* [WHAT IS REQUIRED] The lines below that include the word "Description" are to be reported.

Excerpts from an interface dataset:
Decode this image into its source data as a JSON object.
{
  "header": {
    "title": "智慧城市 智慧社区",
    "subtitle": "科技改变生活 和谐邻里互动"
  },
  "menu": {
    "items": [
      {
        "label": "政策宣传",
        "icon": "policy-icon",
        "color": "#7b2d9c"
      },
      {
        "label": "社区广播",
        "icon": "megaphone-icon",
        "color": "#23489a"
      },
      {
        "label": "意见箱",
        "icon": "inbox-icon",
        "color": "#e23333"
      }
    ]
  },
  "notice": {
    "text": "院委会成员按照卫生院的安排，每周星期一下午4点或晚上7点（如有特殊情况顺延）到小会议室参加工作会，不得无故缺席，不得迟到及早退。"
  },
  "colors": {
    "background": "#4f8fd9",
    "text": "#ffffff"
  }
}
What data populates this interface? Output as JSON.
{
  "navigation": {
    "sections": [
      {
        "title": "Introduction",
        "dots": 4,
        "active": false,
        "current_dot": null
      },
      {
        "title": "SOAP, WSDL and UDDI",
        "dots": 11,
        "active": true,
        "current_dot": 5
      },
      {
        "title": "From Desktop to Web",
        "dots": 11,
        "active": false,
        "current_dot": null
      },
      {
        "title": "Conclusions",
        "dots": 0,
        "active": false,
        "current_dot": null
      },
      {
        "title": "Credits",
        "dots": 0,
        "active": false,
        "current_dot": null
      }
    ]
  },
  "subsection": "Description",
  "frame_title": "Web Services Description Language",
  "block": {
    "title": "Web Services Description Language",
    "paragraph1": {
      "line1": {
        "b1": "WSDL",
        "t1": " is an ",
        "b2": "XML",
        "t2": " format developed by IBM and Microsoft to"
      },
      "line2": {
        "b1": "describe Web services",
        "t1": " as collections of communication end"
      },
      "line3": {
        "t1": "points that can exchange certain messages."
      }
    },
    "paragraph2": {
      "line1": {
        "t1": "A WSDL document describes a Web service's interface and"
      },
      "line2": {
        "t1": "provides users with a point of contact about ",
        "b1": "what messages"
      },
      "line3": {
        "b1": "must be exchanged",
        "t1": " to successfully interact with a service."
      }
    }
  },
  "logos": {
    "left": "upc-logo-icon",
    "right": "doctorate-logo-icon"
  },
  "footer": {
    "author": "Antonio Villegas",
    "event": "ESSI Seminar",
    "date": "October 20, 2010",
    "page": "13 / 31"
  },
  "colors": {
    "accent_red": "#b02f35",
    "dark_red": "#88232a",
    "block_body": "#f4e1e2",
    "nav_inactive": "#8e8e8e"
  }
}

* [SOLUTION TO THIS EXERCISE]
  "subsection": "Description",
  "frame_title": "Web Services Description Language",
    "title": "Web Services Description Language",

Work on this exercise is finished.